What you are asked to do: Exact copies of all the entries below are expected in the answer.

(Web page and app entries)
*** Begin section ***

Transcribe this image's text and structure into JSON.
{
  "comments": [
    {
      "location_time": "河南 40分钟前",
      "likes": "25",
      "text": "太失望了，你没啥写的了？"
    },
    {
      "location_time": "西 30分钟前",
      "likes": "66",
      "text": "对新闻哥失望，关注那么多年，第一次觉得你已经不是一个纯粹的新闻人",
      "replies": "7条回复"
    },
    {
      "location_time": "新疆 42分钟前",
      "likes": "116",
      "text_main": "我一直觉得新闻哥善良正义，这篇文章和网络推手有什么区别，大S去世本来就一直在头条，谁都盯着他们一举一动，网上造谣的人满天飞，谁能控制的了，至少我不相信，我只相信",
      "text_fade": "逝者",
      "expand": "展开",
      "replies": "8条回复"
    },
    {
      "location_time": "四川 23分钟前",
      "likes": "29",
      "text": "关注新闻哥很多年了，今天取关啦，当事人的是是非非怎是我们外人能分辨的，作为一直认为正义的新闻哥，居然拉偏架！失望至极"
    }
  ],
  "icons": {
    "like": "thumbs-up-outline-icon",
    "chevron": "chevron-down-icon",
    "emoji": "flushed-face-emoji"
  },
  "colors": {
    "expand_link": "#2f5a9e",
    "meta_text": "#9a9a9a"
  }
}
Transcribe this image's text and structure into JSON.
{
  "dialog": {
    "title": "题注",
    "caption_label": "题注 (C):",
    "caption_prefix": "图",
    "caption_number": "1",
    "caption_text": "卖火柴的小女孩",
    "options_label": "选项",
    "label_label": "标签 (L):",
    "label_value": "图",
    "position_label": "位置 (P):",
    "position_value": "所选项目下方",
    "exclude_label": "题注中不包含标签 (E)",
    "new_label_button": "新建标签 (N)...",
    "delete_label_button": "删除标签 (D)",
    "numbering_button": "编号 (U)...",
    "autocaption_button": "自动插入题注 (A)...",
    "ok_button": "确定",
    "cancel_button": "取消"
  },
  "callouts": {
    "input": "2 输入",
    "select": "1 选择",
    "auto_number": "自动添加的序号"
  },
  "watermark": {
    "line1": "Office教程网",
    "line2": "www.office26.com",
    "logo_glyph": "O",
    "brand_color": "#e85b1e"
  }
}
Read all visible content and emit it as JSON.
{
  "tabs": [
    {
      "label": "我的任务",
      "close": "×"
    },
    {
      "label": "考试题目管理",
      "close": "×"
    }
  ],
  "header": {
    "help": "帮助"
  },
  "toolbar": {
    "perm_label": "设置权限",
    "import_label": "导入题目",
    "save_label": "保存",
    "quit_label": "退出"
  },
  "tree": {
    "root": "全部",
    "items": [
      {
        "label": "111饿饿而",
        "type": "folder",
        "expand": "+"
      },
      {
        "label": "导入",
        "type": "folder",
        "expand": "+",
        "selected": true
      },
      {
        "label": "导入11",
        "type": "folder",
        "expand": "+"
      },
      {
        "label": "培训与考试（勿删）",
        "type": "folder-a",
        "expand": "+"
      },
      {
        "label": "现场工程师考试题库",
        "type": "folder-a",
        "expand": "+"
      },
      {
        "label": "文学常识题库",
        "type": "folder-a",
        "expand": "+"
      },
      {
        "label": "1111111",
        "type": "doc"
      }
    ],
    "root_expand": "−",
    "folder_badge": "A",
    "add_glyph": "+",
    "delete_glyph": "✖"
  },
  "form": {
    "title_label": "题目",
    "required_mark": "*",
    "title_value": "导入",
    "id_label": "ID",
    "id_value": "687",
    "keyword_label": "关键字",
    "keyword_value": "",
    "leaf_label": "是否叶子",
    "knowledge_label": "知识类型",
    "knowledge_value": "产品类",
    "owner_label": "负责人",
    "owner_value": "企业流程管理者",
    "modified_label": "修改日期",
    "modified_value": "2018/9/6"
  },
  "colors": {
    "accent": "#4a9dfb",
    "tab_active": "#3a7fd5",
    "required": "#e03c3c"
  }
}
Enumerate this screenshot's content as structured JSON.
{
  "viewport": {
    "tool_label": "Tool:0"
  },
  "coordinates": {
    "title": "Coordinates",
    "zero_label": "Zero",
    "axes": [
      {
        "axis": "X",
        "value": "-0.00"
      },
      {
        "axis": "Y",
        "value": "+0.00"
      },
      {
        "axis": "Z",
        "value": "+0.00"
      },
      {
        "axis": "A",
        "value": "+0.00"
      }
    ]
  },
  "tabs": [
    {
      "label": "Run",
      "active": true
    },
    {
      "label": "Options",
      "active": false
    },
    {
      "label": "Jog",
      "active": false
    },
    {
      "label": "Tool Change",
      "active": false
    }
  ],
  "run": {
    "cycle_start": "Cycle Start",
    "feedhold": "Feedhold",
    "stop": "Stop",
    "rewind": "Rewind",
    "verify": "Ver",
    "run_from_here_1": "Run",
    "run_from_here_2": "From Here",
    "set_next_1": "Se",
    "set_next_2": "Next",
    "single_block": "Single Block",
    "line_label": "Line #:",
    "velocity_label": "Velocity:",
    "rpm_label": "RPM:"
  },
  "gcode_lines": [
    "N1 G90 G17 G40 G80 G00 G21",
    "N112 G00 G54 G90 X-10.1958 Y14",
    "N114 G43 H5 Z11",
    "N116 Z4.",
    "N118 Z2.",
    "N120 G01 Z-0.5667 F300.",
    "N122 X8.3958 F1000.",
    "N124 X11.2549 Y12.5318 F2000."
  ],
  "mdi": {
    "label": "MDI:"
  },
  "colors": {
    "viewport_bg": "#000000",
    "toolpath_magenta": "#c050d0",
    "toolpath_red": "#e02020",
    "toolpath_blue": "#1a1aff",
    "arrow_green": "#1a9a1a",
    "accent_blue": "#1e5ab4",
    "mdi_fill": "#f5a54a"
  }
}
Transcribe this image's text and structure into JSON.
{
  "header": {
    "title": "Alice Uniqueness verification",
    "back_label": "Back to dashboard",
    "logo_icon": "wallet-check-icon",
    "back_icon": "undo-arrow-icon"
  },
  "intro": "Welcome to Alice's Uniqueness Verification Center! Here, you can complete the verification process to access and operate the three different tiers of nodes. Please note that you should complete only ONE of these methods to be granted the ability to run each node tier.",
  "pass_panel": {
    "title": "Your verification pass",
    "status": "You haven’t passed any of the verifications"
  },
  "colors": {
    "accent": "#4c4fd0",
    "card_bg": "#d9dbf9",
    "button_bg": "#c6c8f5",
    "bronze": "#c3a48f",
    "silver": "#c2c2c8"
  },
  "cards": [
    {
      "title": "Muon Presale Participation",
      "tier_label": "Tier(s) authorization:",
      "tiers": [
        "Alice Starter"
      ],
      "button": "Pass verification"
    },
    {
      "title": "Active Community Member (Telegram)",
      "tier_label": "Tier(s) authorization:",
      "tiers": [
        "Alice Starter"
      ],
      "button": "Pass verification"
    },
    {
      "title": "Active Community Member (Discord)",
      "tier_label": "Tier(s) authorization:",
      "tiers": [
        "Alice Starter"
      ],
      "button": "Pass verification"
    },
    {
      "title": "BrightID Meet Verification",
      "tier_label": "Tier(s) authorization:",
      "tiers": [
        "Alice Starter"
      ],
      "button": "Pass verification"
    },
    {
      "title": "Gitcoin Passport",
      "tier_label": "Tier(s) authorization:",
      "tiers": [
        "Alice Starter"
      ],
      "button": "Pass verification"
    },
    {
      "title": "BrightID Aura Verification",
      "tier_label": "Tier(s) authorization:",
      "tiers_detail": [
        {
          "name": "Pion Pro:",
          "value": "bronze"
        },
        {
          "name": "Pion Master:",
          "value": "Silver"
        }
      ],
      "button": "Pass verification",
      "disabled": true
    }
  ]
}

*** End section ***

Solution to the problem:
Transcribe this image's text and structure into JSON.
{
  "comments": [
    {
      "location_time": "河南 40分钟前",
      "likes": "25",
      "text": "太失望了，你没啥写的了？"
    },
    {
      "location_time": "西 30分钟前",
      "likes": "66",
      "text": "对新闻哥失望，关注那么多年，第一次觉得你已经不是一个纯粹的新闻人",
      "replies": "7条回复"
    },
    {
      "location_time": "新疆 42分钟前",
      "likes": "116",
      "text_main": "我一直觉得新闻哥善良正义，这篇文章和网络推手有什么区别，大S去世本来就一直在头条，谁都盯着他们一举一动，网上造谣的人满天飞，谁能控制的了，至少我不相信，我只相信",
      "text_fade": "逝者",
      "expand": "展开",
      "replies": "8条回复"
    },
    {
      "location_time": "四川 23分钟前",
      "likes": "29",
      "text": "关注新闻哥很多年了，今天取关啦，当事人的是是非非怎是我们外人能分辨的，作为一直认为正义的新闻哥，居然拉偏架！失望至极"
    }
  ],
  "icons": {
    "like": "thumbs-up-outline-icon",
    "chevron": "chevron-down-icon",
    "emoji": "flushed-face-emoji"
  },
  "colors": {
    "expand_link": "#2f5a9e",
    "meta_text": "#9a9a9a"
  }
}
Transcribe this image's text and structure into JSON.
{
  "dialog": {
    "title": "题注",
    "caption_label": "题注 (C):",
    "caption_prefix": "图",
    "caption_number": "1",
    "caption_text": "卖火柴的小女孩",
    "options_label": "选项",
    "label_label": "标签 (L):",
    "label_value": "图",
    "position_label": "位置 (P):",
    "position_value": "所选项目下方",
    "exclude_label": "题注中不包含标签 (E)",
    "new_label_button": "新建标签 (N)...",
    "delete_label_button": "删除标签 (D)",
    "numbering_button": "编号 (U)...",
    "autocaption_button": "自动插入题注 (A)...",
    "ok_button": "确定",
    "cancel_button": "取消"
  },
  "callouts": {
    "input": "2 输入",
    "select": "1 选择",
    "auto_number": "自动添加的序号"
  },
  "watermark": {
    "line1": "Office教程网",
    "line2": "www.office26.com",
    "logo_glyph": "O",
    "brand_color": "#e85b1e"
  }
}
Read all visible content and emit it as JSON.
{
  "tabs": [
    {
      "label": "我的任务",
      "close": "×"
    },
    {
      "label": "考试题目管理",
      "close": "×"
    }
  ],
  "header": {
    "help": "帮助"
  },
  "toolbar": {
    "perm_label": "设置权限",
    "import_label": "导入题目",
    "save_label": "保存",
    "quit_label": "退出"
  },
  "tree": {
    "root": "全部",
    "items": [
      {
        "label": "111饿饿而",
        "type": "folder",
        "expand": "+"
      },
      {
        "label": "导入",
        "type": "folder",
        "expand": "+",
        "selected": true
      },
      {
        "label": "导入11",
        "type": "folder",
        "expand": "+"
      },
      {
        "label": "培训与考试（勿删）",
        "type": "folder-a",
        "expand": "+"
      },
      {
        "label": "现场工程师考试题库",
        "type": "folder-a",
        "expand": "+"
      },
      {
        "label": "文学常识题库",
        "type": "folder-a",
        "expand": "+"
      },
      {
        "label": "1111111",
        "type": "doc"
      }
    ],
    "root_expand": "−",
    "folder_badge": "A",
    "add_glyph": "+",
    "delete_glyph": "✖"
  },
  "form": {
    "title_label": "题目",
    "required_mark": "*",
    "title_value": "导入",
    "id_label": "ID",
    "id_value": "687",
    "keyword_label": "关键字",
    "keyword_value": "",
    "leaf_label": "是否叶子",
    "knowledge_label": "知识类型",
    "knowledge_value": "产品类",
    "owner_label": "负责人",
    "owner_value": "企业流程管理者",
    "modified_label": "修改日期",
    "modified_value": "2018/9/6"
  },
  "colors": {
    "accent": "#4a9dfb",
    "tab_active": "#3a7fd5",
    "required": "#e03c3c"
  }
}
Enumerate this screenshot's content as structured JSON.
{
  "viewport": {
    "tool_label": "Tool:0"
  },
  "coordinates": {
    "title": "Coordinates",
    "zero_label": "Zero",
    "axes": [
      {
        "axis": "X",
        "value": "-0.00"
      },
      {
        "axis": "Y",
        "value": "+0.00"
      },
      {
        "axis": "Z",
        "value": "+0.00"
      },
      {
        "axis": "A",
        "value": "+0.00"
      }
    ]
  },
  "tabs": [
    {
      "label": "Run",
      "active": true
    },
    {
      "label": "Options",
      "active": false
    },
    {
      "label": "Jog",
      "active": false
    },
    {
      "label": "Tool Change",
      "active": false
    }
  ],
  "run": {
    "cycle_start": "Cycle Start",
    "feedhold": "Feedhold",
    "stop": "Stop",
    "rewind": "Rewind",
    "verify": "Ver",
    "run_from_here_1": "Run",
    "run_from_here_2": "From Here",
    "set_next_1": "Se",
    "set_next_2": "Next",
    "single_block": "Single Block",
    "line_label": "Line #:",
    "velocity_label": "Velocity:",
    "rpm_label": "RPM:"
  },
  "gcode_lines": [
    "N1 G90 G17 G40 G80 G00 G21",
    "N112 G00 G54 G90 X-10.1958 Y14",
    "N114 G43 H5 Z11",
    "N116 Z4.",
    "N118 Z2.",
    "N120 G01 Z-0.5667 F300.",
    "N122 X8.3958 F1000.",
    "N124 X11.2549 Y12.5318 F2000."
  ],
  "mdi": {
    "label": "MDI:"
  },
  "colors": {
    "viewport_bg": "#000000",
    "toolpath_magenta": "#c050d0",
    "toolpath_red": "#e02020",
    "toolpath_blue": "#1a1aff",
    "arrow_green": "#1a9a1a",
    "accent_blue": "#1e5ab4",
    "mdi_fill": "#f5a54a"
  }
}
Transcribe this image's text and structure into JSON.
{
  "header": {
    "title": "Alice Uniqueness verification",
    "back_label": "Back to dashboard",
    "logo_icon": "wallet-check-icon",
    "back_icon": "undo-arrow-icon"
  },
  "intro": "Welcome to Alice's Uniqueness Verification Center! Here, you can complete the verification process to access and operate the three different tiers of nodes. Please note that you should complete only ONE of these methods to be granted the ability to run each node tier.",
  "pass_panel": {
    "title": "Your verification pass",
    "status": "You haven’t passed any of the verifications"
  },
  "colors": {
    "accent": "#4c4fd0",
    "card_bg": "#d9dbf9",
    "button_bg": "#c6c8f5",
    "bronze": "#c3a48f",
    "silver": "#c2c2c8"
  },
  "cards": [
    {
      "title": "Muon Presale Participation",
      "tier_label": "Tier(s) authorization:",
      "tiers": [
        "Alice Starter"
      ],
      "button": "Pass verification"
    },
    {
      "title": "Active Community Member (Telegram)",
      "tier_label": "Tier(s) authorization:",
      "tiers": [
        "Alice Starter"
      ],
      "button": "Pass verification"
    },
    {
      "title": "Active Community Member (Discord)",
      "tier_label": "Tier(s) authorization:",
      "tiers": [
        "Alice Starter"
      ],
      "button": "Pass verification"
    },
    {
      "title": "BrightID Meet Verification",
      "tier_label": "Tier(s) authorization:",
      "tiers": [
        "Alice Starter"
      ],
      "button": "Pass verification"
    },
    {
      "title": "Gitcoin Passport",
      "tier_label": "Tier(s) authorization:",
      "tiers": [
        "Alice Starter"
      ],
      "button": "Pass verification"
    },
    {
      "title": "BrightID Aura Verification",
      "tier_label": "Tier(s) authorization:",
      "tiers_detail": [
        {
          "name": "Pion Pro:",
          "value": "bronze"
        },
        {
          "name": "Pion Master:",
          "value": "Silver"
        }
      ],
      "button": "Pass verification",
      "disabled": true
    }
  ]
}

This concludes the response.